Ethiopia Millennium Water Alliance (MWA-EP)
Despite of decades of efforts to improve water, sanitation, and hygiene (WASH) in Ethiopia, its key WASH indicators remain some of the lowest in the world. As of 2015, only 30 percent of the rural Ethiopian population had access to water that meets its basic needs; 4 percent used improved, nonshared sanitation; and 99 percent lacked any handwashing facility. With well over 14,000 children under 5 dying from diarrheal disease annually in Ethiopia, it is imperative that WASH development activities are effective, efficient, and have long-lasting impacts. As in other sub-Saharan African countries, sustainability has been a challenge in Ethiopia. For example, a 2010/2011 national WASH inventory rated 25 percent of water points as non-functional.This reflects growing, though limited, evidence across the sector of high rates of water point failure, sometimes just a few years after construction.The consequences are wasted money and time, disappointed communities, and dangerous health conditions.

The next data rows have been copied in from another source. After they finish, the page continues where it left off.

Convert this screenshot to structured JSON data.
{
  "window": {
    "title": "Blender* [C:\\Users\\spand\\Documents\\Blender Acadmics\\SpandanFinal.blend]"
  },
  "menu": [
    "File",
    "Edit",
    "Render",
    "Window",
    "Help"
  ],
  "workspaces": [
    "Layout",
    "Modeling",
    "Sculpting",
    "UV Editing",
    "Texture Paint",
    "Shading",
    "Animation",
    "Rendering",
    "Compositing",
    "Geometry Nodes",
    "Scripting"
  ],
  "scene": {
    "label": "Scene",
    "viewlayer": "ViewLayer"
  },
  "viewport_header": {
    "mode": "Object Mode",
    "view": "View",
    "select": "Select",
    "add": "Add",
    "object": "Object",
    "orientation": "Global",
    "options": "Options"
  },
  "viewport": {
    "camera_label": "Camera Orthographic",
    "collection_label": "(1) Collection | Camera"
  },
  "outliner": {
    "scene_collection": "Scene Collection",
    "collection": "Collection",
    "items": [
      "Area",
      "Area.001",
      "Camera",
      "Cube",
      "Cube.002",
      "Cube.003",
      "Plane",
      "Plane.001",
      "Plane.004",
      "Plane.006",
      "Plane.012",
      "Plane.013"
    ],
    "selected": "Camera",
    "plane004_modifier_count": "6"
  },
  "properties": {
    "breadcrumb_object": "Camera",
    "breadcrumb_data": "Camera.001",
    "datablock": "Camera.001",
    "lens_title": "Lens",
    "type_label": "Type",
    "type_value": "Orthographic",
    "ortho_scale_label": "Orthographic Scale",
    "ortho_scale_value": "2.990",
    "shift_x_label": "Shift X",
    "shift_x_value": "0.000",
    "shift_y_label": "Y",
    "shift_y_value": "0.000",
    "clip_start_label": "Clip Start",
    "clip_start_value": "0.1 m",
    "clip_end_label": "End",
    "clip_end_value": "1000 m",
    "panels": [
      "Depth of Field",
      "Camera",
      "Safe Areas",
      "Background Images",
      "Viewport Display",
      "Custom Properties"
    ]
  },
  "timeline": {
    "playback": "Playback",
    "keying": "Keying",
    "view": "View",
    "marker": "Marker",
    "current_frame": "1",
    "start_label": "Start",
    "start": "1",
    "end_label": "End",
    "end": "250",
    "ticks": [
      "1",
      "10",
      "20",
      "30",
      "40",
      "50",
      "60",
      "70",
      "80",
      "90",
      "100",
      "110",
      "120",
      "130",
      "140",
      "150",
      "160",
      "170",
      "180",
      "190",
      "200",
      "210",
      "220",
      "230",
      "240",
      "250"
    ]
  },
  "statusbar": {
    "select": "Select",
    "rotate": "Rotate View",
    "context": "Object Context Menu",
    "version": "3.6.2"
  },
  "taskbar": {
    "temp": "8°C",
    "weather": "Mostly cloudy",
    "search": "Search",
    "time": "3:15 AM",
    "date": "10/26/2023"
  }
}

In 2002, only 12 percent of Ethiopia’s rural population had access to an improved water source, and seven percent had access to adequate sanitation facilities.12 Water and sanitation-related diseases, particularly diarrhea, are the number two cause of death in Ethiopia followed by malaria and HIV/AIDS.13 Schools suffered from a lack of basic sanitation, and girls were frequently absent due to a lack of sanitation or due to household (HH) chores related to fetching water at a great distance from their homes. According to the MWA-EP’s baseline survey, completed in 2006, 76 percent of families inintervention areas had no access to an improved water source for daily household consumption. Women and girls were spending on average 57 minutes per day collecting water for their HHs.

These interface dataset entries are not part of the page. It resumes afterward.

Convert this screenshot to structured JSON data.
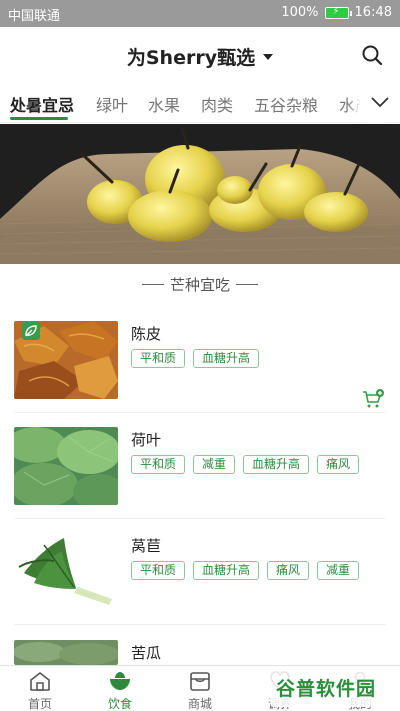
{
  "status_bar": {
    "carrier": "中国联通",
    "battery": "100%",
    "time": "16:48"
  },
  "header": {
    "title": "为Sherry甄选",
    "search_icon": "search-icon"
  },
  "tabs": [
    {
      "label": "处暑宜忌",
      "active": true
    },
    {
      "label": "绿叶"
    },
    {
      "label": "水果"
    },
    {
      "label": "肉类"
    },
    {
      "label": "五谷杂粮"
    },
    {
      "label": "水产"
    }
  ],
  "section": {
    "title": "芒种宜吃"
  },
  "items": [
    {
      "name": "陈皮",
      "tags": [
        "平和质",
        "血糖升高"
      ],
      "badge_icon": "leaf-icon",
      "cart_icon": "add-to-cart-icon"
    },
    {
      "name": "荷叶",
      "tags": [
        "平和质",
        "减重",
        "血糖升高",
        "痛风"
      ]
    },
    {
      "name": "莴苣",
      "tags": [
        "平和质",
        "血糖升高",
        "痛风",
        "减重"
      ]
    },
    {
      "name": "苦瓜",
      "tags": []
    }
  ],
  "bottom_nav": [
    {
      "label": "首页",
      "icon": "home-icon"
    },
    {
      "label": "饮食",
      "icon": "food-icon",
      "active": true
    },
    {
      "label": "商城",
      "icon": "store-icon"
    },
    {
      "label": "调养",
      "icon": "care-icon"
    },
    {
      "label": "我的",
      "icon": "user-icon"
    }
  ],
  "watermark": {
    "text": "谷普软件园"
  },
  "colors": {
    "accent": "#2e8b3e",
    "status_bar": "#9a9a9a"
  }
}
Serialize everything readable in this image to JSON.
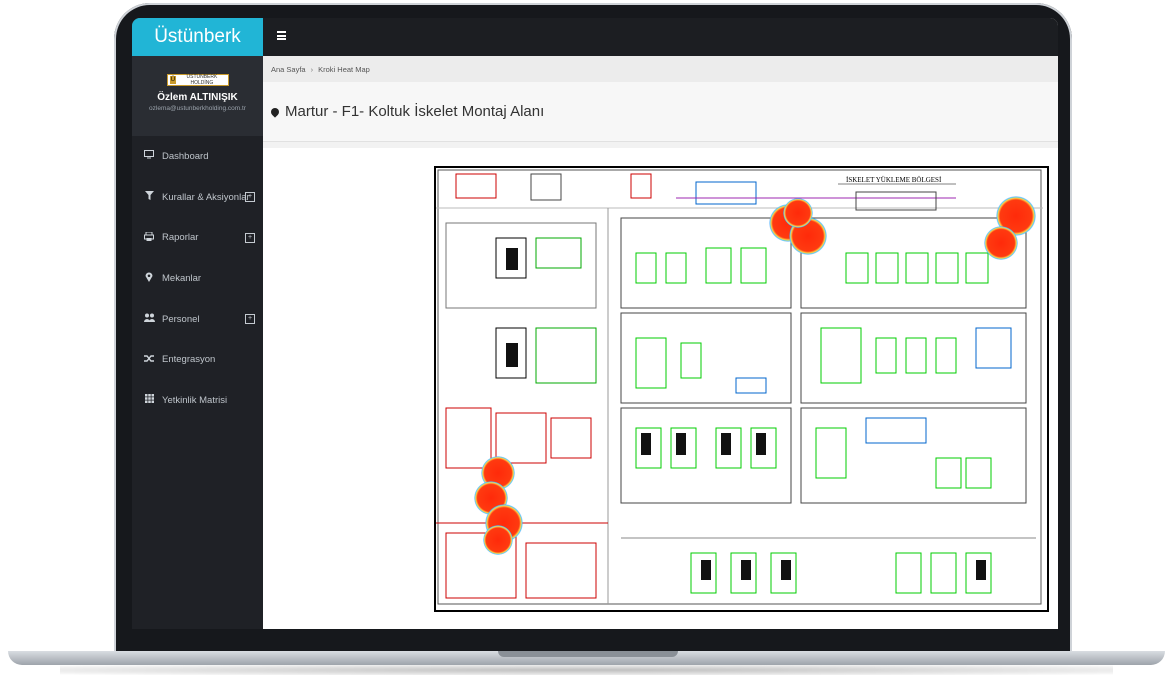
{
  "brand": {
    "name": "Üstünberk",
    "logo_text": "ÜSTÜNBERK HOLDİNG"
  },
  "user": {
    "name": "Özlem ALTINIŞIK",
    "email": "ozlema@ustunberkholding.com.tr"
  },
  "nav": [
    {
      "label": "Dashboard",
      "icon": "monitor-icon",
      "expandable": false
    },
    {
      "label": "Kurallar & Aksiyonlar",
      "icon": "filter-icon",
      "expandable": true
    },
    {
      "label": "Raporlar",
      "icon": "print-icon",
      "expandable": true
    },
    {
      "label": "Mekanlar",
      "icon": "map-marker-icon",
      "expandable": false
    },
    {
      "label": "Personel",
      "icon": "users-icon",
      "expandable": true
    },
    {
      "label": "Entegrasyon",
      "icon": "shuffle-icon",
      "expandable": false
    },
    {
      "label": "Yetkinlik Matrisi",
      "icon": "grid-icon",
      "expandable": false
    }
  ],
  "breadcrumb": {
    "home": "Ana Sayfa",
    "current": "Kroki Heat Map"
  },
  "page": {
    "title": "Martur - F1- Koltuk İskelet Montaj Alanı"
  },
  "map": {
    "zone_label": "İSKELET YÜKLEME BÖLGESİ",
    "heat_color": "#ff2a0a"
  }
}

To address this situation, MWA implemented MWA-EP in 24 rural woredas (districts) in Ethiopia between March 2004 and December 2009 with a total budget of approximately $7 million, including $4,677,670 from USAID and $2,382,972 from MWA cost-share. A consortium comprised of eight MWA IPs implemented the activity—CARE, Catholic Relief Services (CRS), Food for the Hungry (FH), Lifewater International (LI), Living Water International (LWI), Water Partners International (subsequently renamed Water.org), Hope 2020, and World Vision (WV)—along with local subcontracting non-governmental organizations (NGOs) Relief Society of Tigray (REST), Ethiopian Kale Hiwot Church (EKHC), Water Action, and Ethiopian Evangelical Church Mekane Yesus-Development and Social Services Commission (EECMY-DASSC). Though funding varied by IP both in total amount and duration, on average, each IP received approximately $900,000 in funding.